Certain objects in the exhibition convey her suffering to a degree that even her art cannot. One letter to a dentist friend has her begging for a Demerol prescription, the addictive opioid which helped dull the pain of her broken body. There’s a pair of beautiful red leather boots, embroidered with dragons; one is still attached to Kahlo’s prosthetic leg. She refused to be defined by her suffering, but neither did she ignore it; and in Kahlo’s response to her injuries and her deeply unhappy relationship with Rivera lies a moving story of astonishing resilience.
Nowhere is this more evident than the large, well-lit hall that is the last room of the exhibit. In the centre stands a large glass case containing all of her dresses: colourful Mexican blouses, Guatemalan coats, Tehuana dresses surmounted by a halo-esque light fixture. “We wanted to end with colour, optimism and joy," says Ruiz. “More than anyone else, Frida Kahlo lived to the full, and her garments, along with her own self-made image, make this very clear."
On display also is Kahlo’s jewellery which is reflective of her taste rooted in Mexican culture.
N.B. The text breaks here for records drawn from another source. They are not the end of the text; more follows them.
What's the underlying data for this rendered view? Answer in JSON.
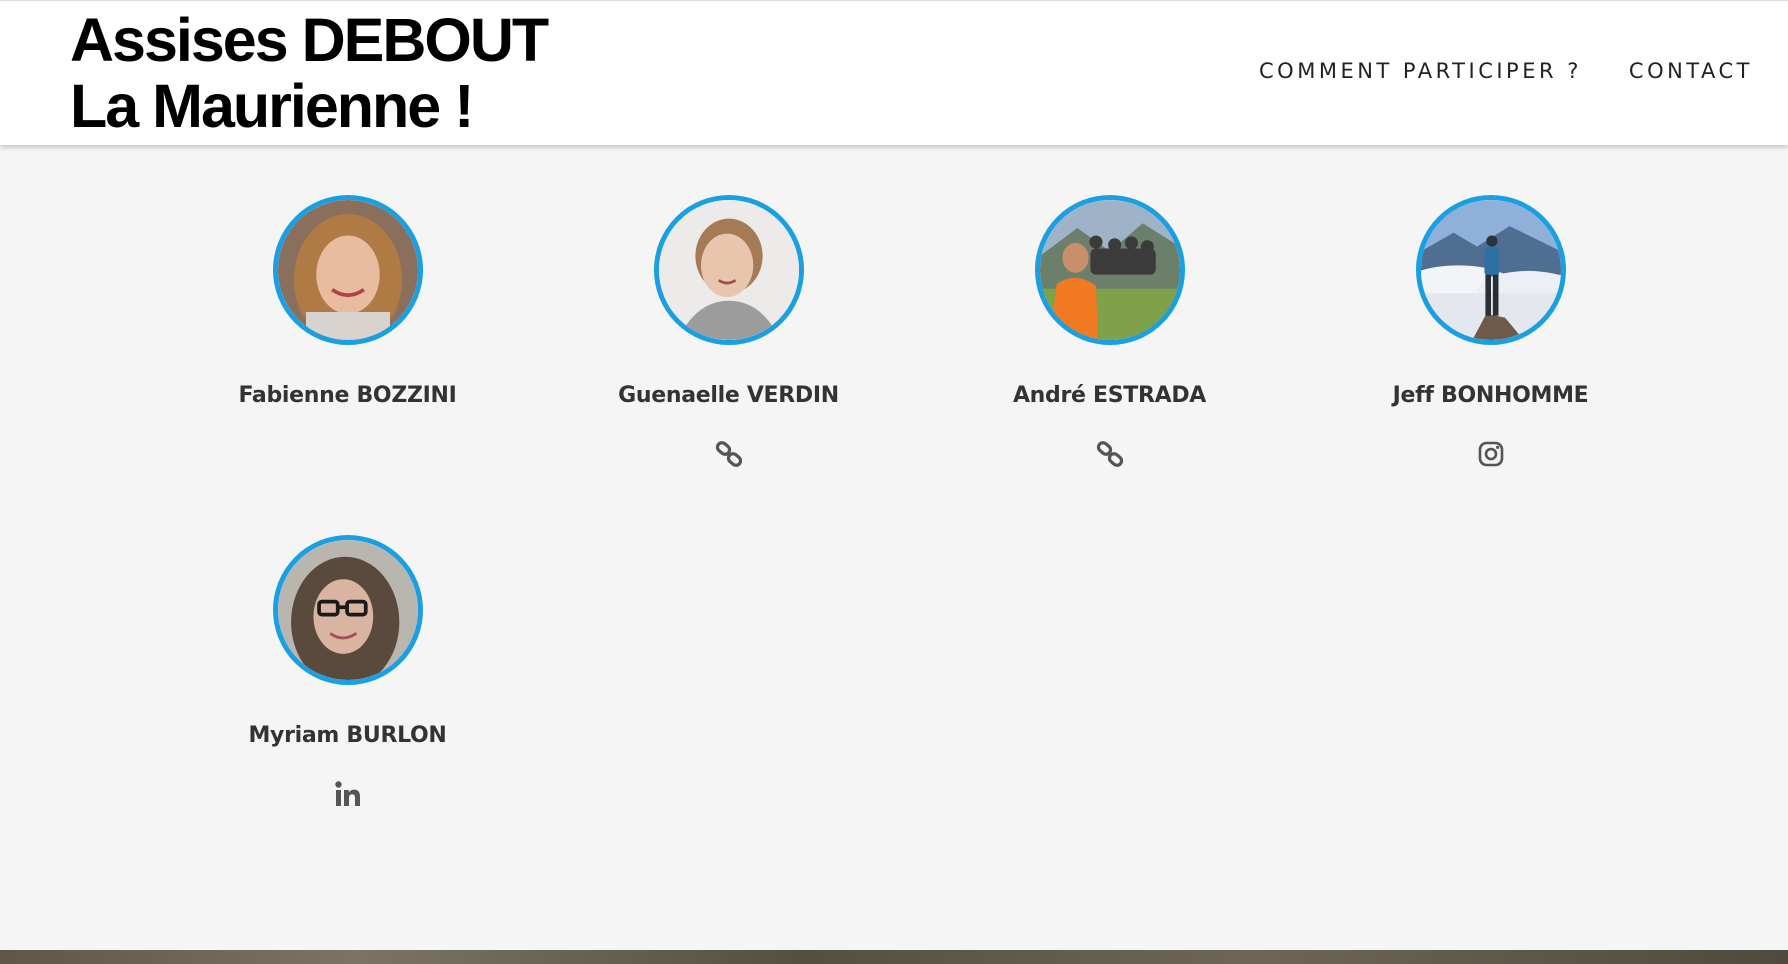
{
  "header": {
    "logo_line1": "Assises DEBOUT",
    "logo_line2": "La Maurienne !",
    "nav": [
      {
        "label": "COMMENT PARTICIPER ?"
      },
      {
        "label": "CONTACT"
      }
    ]
  },
  "accent_color": "#1a9fe3",
  "members": [
    {
      "name": "Fabienne BOZZINI",
      "social_icon": null
    },
    {
      "name": "Guenaelle VERDIN",
      "social_icon": "link-icon"
    },
    {
      "name": "André ESTRADA",
      "social_icon": "link-icon"
    },
    {
      "name": "Jeff BONHOMME",
      "social_icon": "instagram-icon"
    },
    {
      "name": "Myriam BURLON",
      "social_icon": "linkedin-icon"
    }
  ]
}
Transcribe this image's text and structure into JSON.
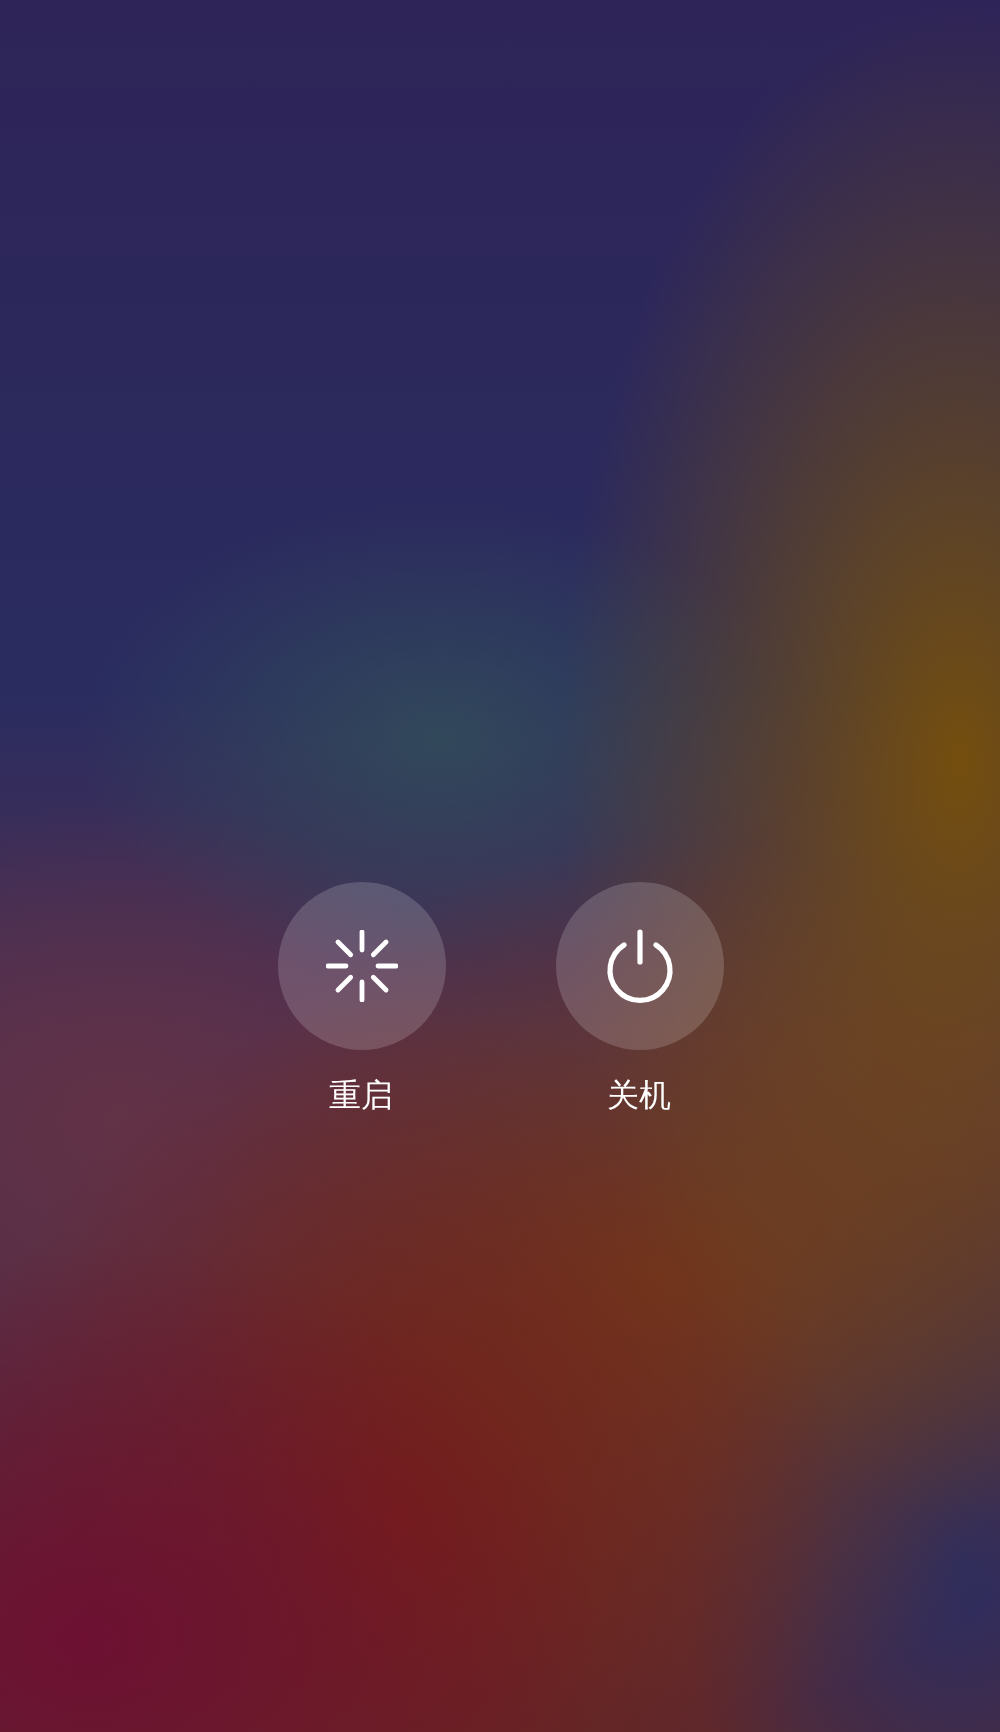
{
  "buttons": [
    {
      "kind": "restart",
      "label": "重启"
    },
    {
      "kind": "power",
      "label": "关机"
    }
  ]
}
Ranging from traditional Oaxacan tarzales necklaces made of thick gold links, to chalchihuitl, Mayan jade necklaces dating from around 250 AD—excavated by Rivera and lovingly assembled by Kahlo’s hand—they were part of Kahlo’s palette.
As I left, I found myself in the museum’s gift shop, surrounded by Frida Kahlo merchandise. While aware of her face gazing at me from a potpourri of calendars, posters, and guide books, I was struck by how genuinely moving this personal insight into her life was; and how Kahlo was enviably authentic in everything she did.
“I paint my own reality," she once told her photographer and lover Nickolas Muray. Frida Kahlo did make herself up. The twist was she was always speaking the truth.
Frida Kahlo: Making Her Self Up is on till 4 November at the V&A, London (Vam.ac.uk/exhibitions/frida-kahlo-making-her-self-up).